22 June 2015 - “Africa wants justice and now, strengthened by the words of the Pope, asks that the ecological debt contracted by industrial nations be settled”, said Anglican Reverend Geoff Davies, director of the Southern Africa Faith Communities’ Environment Institute, an inter-faith environmentalist organization formed in 2006 by a collaboration among African Traditional Healers, Baha’i, Buddhist, Hindu, Muslim, Jewish, Quaker, and a wide range of Christian denominations, in commenting to MISNA the “Praise be to you, on the proper care of our common home”, the second encyclical of Pope Francis published Thursday.
Reverend, among the central themes of the encyclical are “global inequalities” and “the ecological debt” contracted by rich nations with those of the World’s South…
“Allow me to first say, I am grateful to the Pope for the encyclical. We had attended these words for some time. All the key issues were addressed: poverty, environment, native communities. It above all recognizes the dignity of the poor. There has been talk for a long time in Africa of the ecological debt contracted by the rich world mainly with the continent. For centuries the West has exploited the African populations. Now it does it through the extractive industry, with the uranium, copper, steel mines, despite the impact that these projects have on the environment and local communities. Wealthy nations make fortunes taking advantage of the desperation for work of the Africans. And they dump the most dangerous waste in the continent”.
What does Africa ask today?
“It demands justice. The industrialized world causes climate change, while our continent pays the consequences. According to experts, a 2 centigrade increase in the global temperature in some areas of Africa can lead to hikes of 4 or 5 degrees. Large regions of the continent risk becoming unproductive on a farming level, without water sources an uninhabited”.
What are the recommendations offered by the Pope?

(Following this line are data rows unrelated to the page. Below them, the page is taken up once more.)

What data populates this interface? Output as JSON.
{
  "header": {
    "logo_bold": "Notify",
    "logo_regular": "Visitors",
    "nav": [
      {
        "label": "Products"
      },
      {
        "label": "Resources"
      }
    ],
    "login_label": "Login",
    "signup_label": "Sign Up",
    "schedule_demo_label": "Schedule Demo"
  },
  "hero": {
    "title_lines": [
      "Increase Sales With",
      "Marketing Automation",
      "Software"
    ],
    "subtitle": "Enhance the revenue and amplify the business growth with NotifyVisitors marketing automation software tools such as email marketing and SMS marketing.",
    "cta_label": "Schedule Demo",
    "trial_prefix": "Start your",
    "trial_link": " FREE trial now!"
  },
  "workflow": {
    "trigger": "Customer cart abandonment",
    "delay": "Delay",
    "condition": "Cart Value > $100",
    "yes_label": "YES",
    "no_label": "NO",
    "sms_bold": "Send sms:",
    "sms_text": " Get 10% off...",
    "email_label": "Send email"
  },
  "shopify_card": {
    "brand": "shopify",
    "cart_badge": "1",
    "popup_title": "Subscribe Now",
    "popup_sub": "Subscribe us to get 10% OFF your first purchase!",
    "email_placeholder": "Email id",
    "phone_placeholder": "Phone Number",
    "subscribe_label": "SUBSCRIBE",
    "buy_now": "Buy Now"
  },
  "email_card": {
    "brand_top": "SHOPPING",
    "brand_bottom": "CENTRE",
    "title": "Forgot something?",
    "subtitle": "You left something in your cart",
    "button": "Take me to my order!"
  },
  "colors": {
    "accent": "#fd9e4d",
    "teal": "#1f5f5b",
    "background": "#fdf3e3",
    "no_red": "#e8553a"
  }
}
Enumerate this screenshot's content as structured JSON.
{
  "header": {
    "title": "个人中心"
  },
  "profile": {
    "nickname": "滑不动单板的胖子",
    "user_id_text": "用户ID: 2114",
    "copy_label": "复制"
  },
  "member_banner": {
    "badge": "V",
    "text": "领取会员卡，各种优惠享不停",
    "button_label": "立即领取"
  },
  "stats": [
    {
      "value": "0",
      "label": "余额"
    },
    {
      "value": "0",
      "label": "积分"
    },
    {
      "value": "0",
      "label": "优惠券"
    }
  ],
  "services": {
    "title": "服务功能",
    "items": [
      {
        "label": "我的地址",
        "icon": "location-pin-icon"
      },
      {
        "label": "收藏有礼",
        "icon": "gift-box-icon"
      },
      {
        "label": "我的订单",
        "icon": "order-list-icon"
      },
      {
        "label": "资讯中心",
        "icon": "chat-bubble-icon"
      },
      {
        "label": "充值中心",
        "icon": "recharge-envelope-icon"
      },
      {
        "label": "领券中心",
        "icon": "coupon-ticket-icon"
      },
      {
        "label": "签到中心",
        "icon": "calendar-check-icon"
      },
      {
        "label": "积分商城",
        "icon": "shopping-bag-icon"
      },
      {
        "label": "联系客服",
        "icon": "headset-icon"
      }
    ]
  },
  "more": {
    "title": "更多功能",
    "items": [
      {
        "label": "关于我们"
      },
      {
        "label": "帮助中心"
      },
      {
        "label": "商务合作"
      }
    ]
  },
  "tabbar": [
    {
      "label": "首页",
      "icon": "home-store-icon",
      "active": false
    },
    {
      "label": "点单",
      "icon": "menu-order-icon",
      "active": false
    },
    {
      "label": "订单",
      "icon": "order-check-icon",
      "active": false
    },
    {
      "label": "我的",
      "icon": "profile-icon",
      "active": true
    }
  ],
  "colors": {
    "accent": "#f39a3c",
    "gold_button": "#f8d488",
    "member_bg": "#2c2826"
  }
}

“Pope Francis says that justice must be sought for everyone and not only the people of the wealthier nations. For us Africans this means immediately asking technical and financial support from the industrialized North: only in this way will the continent pass from the era of fossil fuels to that of green and renewable energy. A few squared kilometers of Sahara could meet the world electricity demand and allow us to win the battle against climate change. Rich nations must acknowledge their ecological debt, contributing to security, education and protection of the planet. Only in this way will Africa be able to stop destroying forests for wood coal!”
The “Praise be to you” stresses that “there are not two separate crises, one environmental and the other social, but a single complex social-environmental one”…
“The fundamental idea in the encyclical is that we are one planet, on which all living beings are inter-connected and dependent one on another. The crisis is however not only social and environmental, but economic. How we use money is fundamental. Today in the world money is seen as the most important thing in the world. This is dramatically confirmed by human trafficking”.
A representative of Bartholomew I, the Patriarch of Constantinople, attended the presentation of the encyclical. How important is the ecumenical dimension?
“It constitutes one of the essential characteristics of the document, which really speaks to everyone, not only to the Churches, but all of the world faiths. And it is understandable: imagine an elephant that suddenly enters an office, all will attempt to keep it under control to impede it from destroying anything or hurting anyone. This is what must happen today with climate change: we cannot look the other way, we must confront the emergency all together. The Pope says this and I therefore pray that all populations and political leaders around the world listen to his words”. [VG/BO] © 2015 MISNA